Task directions | Return all lines from the listing below that include the word "date".

Information shown |

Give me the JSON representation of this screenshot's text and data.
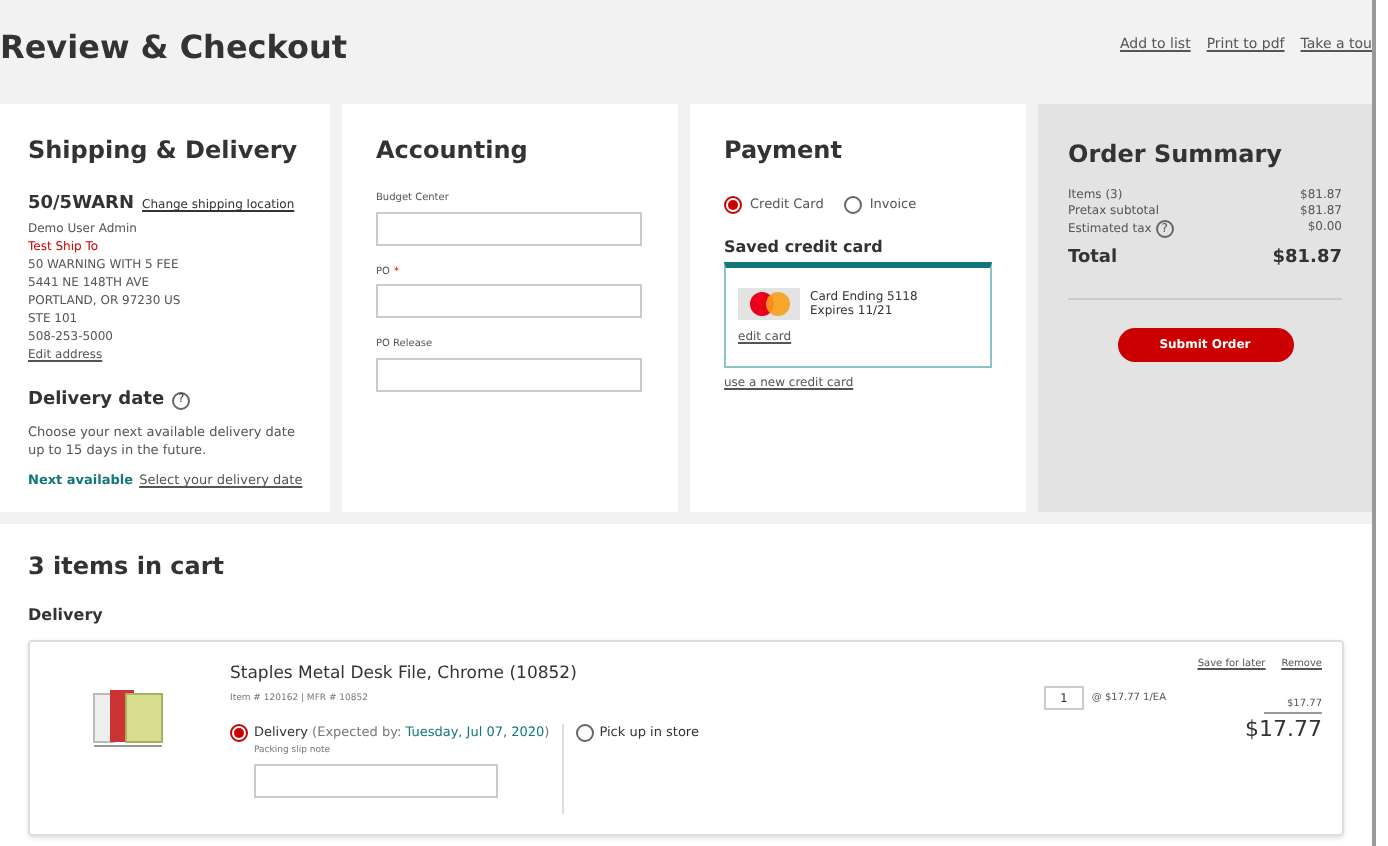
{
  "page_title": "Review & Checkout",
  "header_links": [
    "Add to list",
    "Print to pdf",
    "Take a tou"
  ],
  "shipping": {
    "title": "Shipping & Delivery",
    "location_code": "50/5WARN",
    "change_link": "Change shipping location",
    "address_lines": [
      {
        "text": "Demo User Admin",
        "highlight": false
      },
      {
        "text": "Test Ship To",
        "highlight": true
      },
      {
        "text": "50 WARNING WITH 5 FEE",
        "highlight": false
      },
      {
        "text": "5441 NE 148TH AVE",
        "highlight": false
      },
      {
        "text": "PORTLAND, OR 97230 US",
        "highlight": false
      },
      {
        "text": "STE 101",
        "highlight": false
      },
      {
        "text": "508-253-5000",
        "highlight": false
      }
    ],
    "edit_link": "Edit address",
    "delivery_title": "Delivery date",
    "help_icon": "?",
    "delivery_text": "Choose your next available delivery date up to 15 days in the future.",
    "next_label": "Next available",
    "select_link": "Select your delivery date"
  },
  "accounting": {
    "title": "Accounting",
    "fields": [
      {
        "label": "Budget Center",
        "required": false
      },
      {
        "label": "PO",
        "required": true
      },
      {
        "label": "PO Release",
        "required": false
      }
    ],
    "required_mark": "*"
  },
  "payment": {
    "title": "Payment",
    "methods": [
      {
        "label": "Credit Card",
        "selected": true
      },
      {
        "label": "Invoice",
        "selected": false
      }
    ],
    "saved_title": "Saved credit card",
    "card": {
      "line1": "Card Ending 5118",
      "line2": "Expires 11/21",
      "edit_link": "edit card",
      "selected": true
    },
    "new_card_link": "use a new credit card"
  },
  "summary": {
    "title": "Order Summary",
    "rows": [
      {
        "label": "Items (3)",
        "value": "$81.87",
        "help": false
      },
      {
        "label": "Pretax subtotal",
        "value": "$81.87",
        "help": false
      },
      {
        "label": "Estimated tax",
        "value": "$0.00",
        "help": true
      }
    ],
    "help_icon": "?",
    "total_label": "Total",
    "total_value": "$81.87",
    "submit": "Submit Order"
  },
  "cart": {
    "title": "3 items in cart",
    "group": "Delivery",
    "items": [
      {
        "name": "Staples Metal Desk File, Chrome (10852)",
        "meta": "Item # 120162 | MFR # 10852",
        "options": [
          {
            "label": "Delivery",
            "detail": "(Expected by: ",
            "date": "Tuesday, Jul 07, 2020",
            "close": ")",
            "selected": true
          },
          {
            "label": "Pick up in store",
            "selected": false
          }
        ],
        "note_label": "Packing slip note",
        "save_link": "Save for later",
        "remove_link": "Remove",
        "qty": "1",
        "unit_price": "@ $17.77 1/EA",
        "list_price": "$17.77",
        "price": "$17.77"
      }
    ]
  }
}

Response for this exercise |
    "delivery_title": "Delivery date",
    "delivery_text": "Choose your next available delivery date up to 15 days in the future.",
    "select_link": "Select your delivery date"
            "date": "Tuesday, Jul 07, 2020",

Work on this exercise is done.